Spanking is linked with increased risks of developing anti-social behaviour, mental health problems, aggression, and disrupted cognition, says a new study published in the Journal of Family Psychology.
A meta-analysis of studies spanning over 5 decades has been conducted by researchers from the University of Texas and the University of Michigan to evaluate the effects of spanking on children in their later years. It is described as the “most complete analysis” of its kind that has been done until now; it includes data obtained on over 160,000 children. It is to be noted that, apart from spanking, the research papers also dealt with other forms of physical punishment.
How is spanking defined? According to author Elizabeth Gershoff, an associate professor of human development and family sciences, their study focuses on spanking that would be recognised by the majority of Americans (defined as an “open-handed hit on the behind or extremities“), and not on what could be abusive behaviours.
Gershoff explains that while parents intend for their children to comply to their instructions by spanking them, the latter do not do so – not in the immediate or long term – and, on the contrary, they bear “unintended detrimental outcomes”.

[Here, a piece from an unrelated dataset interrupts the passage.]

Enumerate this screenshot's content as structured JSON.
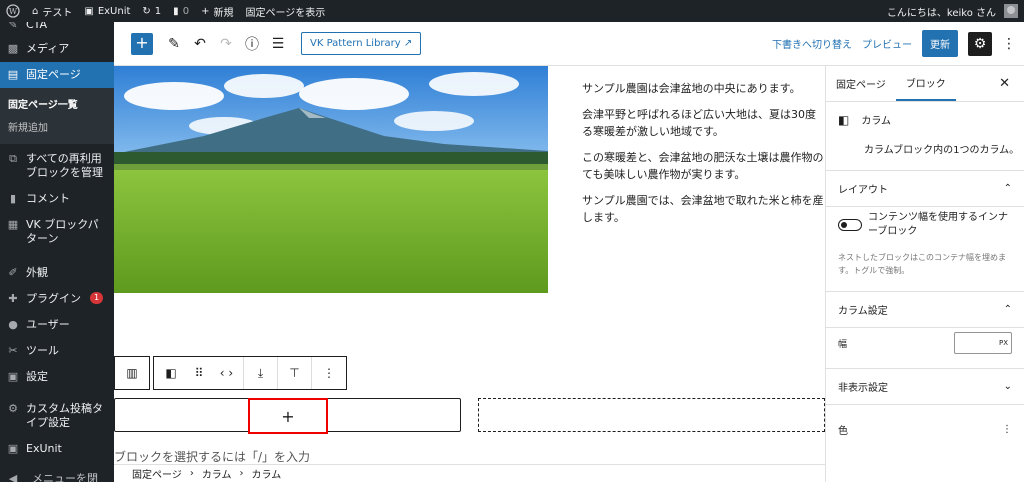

The results show a significant correlation between spanking and 13 of 17 detrimental outcomes in adulthood, namely anti-social behaviour, mental health problems, and the likes. Also, this situation builds up a vicious cycle: the more these children were spanked, the more likely were they to advocate physical punishment for their own offspring; thus, this attitude is passed on from generation to generation.
What is interesting is that this trend of negative outcomes resulting from spanking is seen throughout the different types of studies analysed by the researchers. What is worse is that parents would persistently do this despite the fact that no evidence exists to support spanking; rather, proof about the potential harms on children is made clear by researchers. Furthermore, these negative consequences are similar to those of physical abuse.
“We as a society think of spanking and physical abuse as distinct behaviors,” says Gershoff. “Yet our research shows that spanking is linked with the same negative child outcomes as abuse, just to a slightly lesser degree.”
She adds that they hope their study can serve as education for parents about the harmful consequences of spanking so that they can take to positive modes of disciplining their children.